§ Task instructions:
Once the lines below holding the string "screenshot" are counted, give that number alone.
☆ ☆ ☆ ☆ ☆
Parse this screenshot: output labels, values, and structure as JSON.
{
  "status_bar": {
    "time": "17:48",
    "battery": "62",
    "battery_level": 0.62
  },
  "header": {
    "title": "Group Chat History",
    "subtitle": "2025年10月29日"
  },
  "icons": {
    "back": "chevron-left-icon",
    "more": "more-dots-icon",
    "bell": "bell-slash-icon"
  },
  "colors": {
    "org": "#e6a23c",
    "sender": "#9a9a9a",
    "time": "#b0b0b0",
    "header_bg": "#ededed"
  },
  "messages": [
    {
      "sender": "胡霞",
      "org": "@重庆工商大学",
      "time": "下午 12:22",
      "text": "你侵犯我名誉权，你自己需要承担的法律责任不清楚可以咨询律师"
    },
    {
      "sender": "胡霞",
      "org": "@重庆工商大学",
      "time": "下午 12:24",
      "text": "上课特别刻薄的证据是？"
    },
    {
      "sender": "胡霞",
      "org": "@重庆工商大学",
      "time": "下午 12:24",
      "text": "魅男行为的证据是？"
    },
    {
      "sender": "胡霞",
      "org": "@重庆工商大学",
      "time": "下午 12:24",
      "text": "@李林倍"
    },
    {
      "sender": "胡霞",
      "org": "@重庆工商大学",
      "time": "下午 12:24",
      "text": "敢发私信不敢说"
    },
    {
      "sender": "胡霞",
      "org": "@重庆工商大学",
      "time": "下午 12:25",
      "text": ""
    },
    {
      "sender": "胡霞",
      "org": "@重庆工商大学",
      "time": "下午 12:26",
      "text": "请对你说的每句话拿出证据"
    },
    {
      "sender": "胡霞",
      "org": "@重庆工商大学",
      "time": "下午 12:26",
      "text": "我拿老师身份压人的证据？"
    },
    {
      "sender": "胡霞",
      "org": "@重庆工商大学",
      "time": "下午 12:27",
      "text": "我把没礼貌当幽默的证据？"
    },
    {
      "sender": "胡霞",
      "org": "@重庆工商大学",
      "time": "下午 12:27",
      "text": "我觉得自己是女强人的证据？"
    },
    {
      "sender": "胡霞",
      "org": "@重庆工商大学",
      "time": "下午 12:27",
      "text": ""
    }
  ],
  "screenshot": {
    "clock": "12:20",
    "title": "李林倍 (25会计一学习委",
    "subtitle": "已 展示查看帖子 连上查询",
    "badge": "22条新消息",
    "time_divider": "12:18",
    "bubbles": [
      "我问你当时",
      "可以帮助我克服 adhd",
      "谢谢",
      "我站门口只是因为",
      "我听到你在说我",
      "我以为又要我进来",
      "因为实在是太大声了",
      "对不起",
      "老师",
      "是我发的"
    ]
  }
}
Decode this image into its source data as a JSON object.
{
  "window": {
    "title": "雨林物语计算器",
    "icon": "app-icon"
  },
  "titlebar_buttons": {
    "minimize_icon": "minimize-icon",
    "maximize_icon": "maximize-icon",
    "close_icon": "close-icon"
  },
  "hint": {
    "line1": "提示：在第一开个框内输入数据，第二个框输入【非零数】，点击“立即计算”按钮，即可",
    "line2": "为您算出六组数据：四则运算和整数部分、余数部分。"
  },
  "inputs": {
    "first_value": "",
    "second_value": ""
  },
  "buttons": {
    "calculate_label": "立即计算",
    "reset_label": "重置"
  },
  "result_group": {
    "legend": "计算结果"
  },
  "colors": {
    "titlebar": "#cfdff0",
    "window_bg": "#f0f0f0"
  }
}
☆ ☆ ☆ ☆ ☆
§ Result:
2